Each entry that follows should be retyped exactly.

Data supplied

== == ==

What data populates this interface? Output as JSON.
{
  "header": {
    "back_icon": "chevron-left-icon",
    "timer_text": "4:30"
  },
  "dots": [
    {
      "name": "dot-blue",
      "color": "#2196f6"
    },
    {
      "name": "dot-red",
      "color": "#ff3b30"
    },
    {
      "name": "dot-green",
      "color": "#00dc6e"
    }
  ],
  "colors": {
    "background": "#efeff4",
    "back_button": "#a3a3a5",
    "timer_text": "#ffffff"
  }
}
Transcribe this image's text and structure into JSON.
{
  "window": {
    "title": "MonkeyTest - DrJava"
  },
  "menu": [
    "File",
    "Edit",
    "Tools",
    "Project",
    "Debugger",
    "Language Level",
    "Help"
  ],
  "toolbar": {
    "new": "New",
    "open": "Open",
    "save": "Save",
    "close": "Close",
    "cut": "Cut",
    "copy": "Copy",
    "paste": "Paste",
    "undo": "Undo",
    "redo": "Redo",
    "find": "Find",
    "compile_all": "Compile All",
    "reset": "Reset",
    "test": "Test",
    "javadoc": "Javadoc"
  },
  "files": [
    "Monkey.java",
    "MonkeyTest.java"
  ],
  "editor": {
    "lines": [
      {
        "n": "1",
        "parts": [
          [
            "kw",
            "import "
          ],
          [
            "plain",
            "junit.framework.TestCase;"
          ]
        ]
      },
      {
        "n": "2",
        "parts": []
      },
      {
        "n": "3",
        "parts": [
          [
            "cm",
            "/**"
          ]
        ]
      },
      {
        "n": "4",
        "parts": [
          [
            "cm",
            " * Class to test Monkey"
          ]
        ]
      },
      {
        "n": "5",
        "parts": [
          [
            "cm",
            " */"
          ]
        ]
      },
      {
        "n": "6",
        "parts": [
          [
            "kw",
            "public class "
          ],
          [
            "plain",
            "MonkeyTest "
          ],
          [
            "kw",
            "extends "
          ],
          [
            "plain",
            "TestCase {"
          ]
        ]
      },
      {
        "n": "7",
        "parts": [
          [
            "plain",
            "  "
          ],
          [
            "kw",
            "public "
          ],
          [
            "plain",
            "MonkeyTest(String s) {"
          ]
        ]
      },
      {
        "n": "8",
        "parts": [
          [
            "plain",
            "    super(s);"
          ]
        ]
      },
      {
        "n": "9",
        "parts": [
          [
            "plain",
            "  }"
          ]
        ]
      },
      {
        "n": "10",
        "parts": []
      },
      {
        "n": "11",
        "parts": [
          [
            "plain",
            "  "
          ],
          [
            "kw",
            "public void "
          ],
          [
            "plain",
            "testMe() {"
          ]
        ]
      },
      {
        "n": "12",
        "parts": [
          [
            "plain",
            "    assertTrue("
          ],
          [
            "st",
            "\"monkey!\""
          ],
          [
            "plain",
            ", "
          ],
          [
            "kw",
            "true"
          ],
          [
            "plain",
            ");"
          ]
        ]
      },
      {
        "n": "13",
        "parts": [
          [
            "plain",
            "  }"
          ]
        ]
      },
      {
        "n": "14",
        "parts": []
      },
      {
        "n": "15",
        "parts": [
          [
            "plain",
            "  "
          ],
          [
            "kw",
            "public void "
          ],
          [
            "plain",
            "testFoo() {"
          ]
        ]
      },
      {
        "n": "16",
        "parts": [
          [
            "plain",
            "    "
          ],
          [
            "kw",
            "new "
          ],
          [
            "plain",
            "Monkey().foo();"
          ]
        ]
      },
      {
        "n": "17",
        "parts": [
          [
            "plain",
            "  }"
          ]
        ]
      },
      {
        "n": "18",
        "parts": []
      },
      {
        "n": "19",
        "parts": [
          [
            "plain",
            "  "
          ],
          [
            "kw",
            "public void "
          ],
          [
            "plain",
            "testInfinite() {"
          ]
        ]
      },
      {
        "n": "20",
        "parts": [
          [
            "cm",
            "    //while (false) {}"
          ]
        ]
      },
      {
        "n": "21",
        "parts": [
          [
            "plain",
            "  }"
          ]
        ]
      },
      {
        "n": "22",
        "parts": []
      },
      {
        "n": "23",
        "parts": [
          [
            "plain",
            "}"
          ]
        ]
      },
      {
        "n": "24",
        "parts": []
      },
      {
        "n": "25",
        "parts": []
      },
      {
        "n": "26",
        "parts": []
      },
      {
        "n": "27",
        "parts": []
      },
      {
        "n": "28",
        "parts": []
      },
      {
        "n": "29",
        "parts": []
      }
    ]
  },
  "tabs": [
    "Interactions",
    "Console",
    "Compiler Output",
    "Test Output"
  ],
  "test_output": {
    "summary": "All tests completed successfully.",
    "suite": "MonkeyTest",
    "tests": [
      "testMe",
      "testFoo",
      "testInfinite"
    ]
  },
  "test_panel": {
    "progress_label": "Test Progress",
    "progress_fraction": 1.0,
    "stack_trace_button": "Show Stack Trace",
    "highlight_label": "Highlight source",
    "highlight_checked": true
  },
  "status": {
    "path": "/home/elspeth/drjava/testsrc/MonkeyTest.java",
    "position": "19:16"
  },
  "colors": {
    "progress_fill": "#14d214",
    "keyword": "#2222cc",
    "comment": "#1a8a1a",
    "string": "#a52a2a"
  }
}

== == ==

Response to the exercise
What data populates this interface? Output as JSON.
{
  "header": {
    "back_icon": "chevron-left-icon",
    "timer_text": "4:30"
  },
  "dots": [
    {
      "name": "dot-blue",
      "color": "#2196f6"
    },
    {
      "name": "dot-red",
      "color": "#ff3b30"
    },
    {
      "name": "dot-green",
      "color": "#00dc6e"
    }
  ],
  "colors": {
    "background": "#efeff4",
    "back_button": "#a3a3a5",
    "timer_text": "#ffffff"
  }
}
Transcribe this image's text and structure into JSON.
{
  "window": {
    "title": "MonkeyTest - DrJava"
  },
  "menu": [
    "File",
    "Edit",
    "Tools",
    "Project",
    "Debugger",
    "Language Level",
    "Help"
  ],
  "toolbar": {
    "new": "New",
    "open": "Open",
    "save": "Save",
    "close": "Close",
    "cut": "Cut",
    "copy": "Copy",
    "paste": "Paste",
    "undo": "Undo",
    "redo": "Redo",
    "find": "Find",
    "compile_all": "Compile All",
    "reset": "Reset",
    "test": "Test",
    "javadoc": "Javadoc"
  },
  "files": [
    "Monkey.java",
    "MonkeyTest.java"
  ],
  "editor": {
    "lines": [
      {
        "n": "1",
        "parts": [
          [
            "kw",
            "import "
          ],
          [
            "plain",
            "junit.framework.TestCase;"
          ]
        ]
      },
      {
        "n": "2",
        "parts": []
      },
      {
        "n": "3",
        "parts": [
          [
            "cm",
            "/**"
          ]
        ]
      },
      {
        "n": "4",
        "parts": [
          [
            "cm",
            " * Class to test Monkey"
          ]
        ]
      },
      {
        "n": "5",
        "parts": [
          [
            "cm",
            " */"
          ]
        ]
      },
      {
        "n": "6",
        "parts": [
          [
            "kw",
            "public class "
          ],
          [
            "plain",
            "MonkeyTest "
          ],
          [
            "kw",
            "extends "
          ],
          [
            "plain",
            "TestCase {"
          ]
        ]
      },
      {
        "n": "7",
        "parts": [
          [
            "plain",
            "  "
          ],
          [
            "kw",
            "public "
          ],
          [
            "plain",
            "MonkeyTest(String s) {"
          ]
        ]
      },
      {
        "n": "8",
        "parts": [
          [
            "plain",
            "    super(s);"
          ]
        ]
      },
      {
        "n": "9",
        "parts": [
          [
            "plain",
            "  }"
          ]
        ]
      },
      {
        "n": "10",
        "parts": []
      },
      {
        "n": "11",
        "parts": [
          [
            "plain",
            "  "
          ],
          [
            "kw",
            "public void "
          ],
          [
            "plain",
            "testMe() {"
          ]
        ]
      },
      {
        "n": "12",
        "parts": [
          [
            "plain",
            "    assertTrue("
          ],
          [
            "st",
            "\"monkey!\""
          ],
          [
            "plain",
            ", "
          ],
          [
            "kw",
            "true"
          ],
          [
            "plain",
            ");"
          ]
        ]
      },
      {
        "n": "13",
        "parts": [
          [
            "plain",
            "  }"
          ]
        ]
      },
      {
        "n": "14",
        "parts": []
      },
      {
        "n": "15",
        "parts": [
          [
            "plain",
            "  "
          ],
          [
            "kw",
            "public void "
          ],
          [
            "plain",
            "testFoo() {"
          ]
        ]
      },
      {
        "n": "16",
        "parts": [
          [
            "plain",
            "    "
          ],
          [
            "kw",
            "new "
          ],
          [
            "plain",
            "Monkey().foo();"
          ]
        ]
      },
      {
        "n": "17",
        "parts": [
          [
            "plain",
            "  }"
          ]
        ]
      },
      {
        "n": "18",
        "parts": []
      },
      {
        "n": "19",
        "parts": [
          [
            "plain",
            "  "
          ],
          [
            "kw",
            "public void "
          ],
          [
            "plain",
            "testInfinite() {"
          ]
        ]
      },
      {
        "n": "20",
        "parts": [
          [
            "cm",
            "    //while (false) {}"
          ]
        ]
      },
      {
        "n": "21",
        "parts": [
          [
            "plain",
            "  }"
          ]
        ]
      },
      {
        "n": "22",
        "parts": []
      },
      {
        "n": "23",
        "parts": [
          [
            "plain",
            "}"
          ]
        ]
      },
      {
        "n": "24",
        "parts": []
      },
      {
        "n": "25",
        "parts": []
      },
      {
        "n": "26",
        "parts": []
      },
      {
        "n": "27",
        "parts": []
      },
      {
        "n": "28",
        "parts": []
      },
      {
        "n": "29",
        "parts": []
      }
    ]
  },
  "tabs": [
    "Interactions",
    "Console",
    "Compiler Output",
    "Test Output"
  ],
  "test_output": {
    "summary": "All tests completed successfully.",
    "suite": "MonkeyTest",
    "tests": [
      "testMe",
      "testFoo",
      "testInfinite"
    ]
  },
  "test_panel": {
    "progress_label": "Test Progress",
    "progress_fraction": 1.0,
    "stack_trace_button": "Show Stack Trace",
    "highlight_label": "Highlight source",
    "highlight_checked": true
  },
  "status": {
    "path": "/home/elspeth/drjava/testsrc/MonkeyTest.java",
    "position": "19:16"
  },
  "colors": {
    "progress_fill": "#14d214",
    "keyword": "#2222cc",
    "comment": "#1a8a1a",
    "string": "#a52a2a"
  }
}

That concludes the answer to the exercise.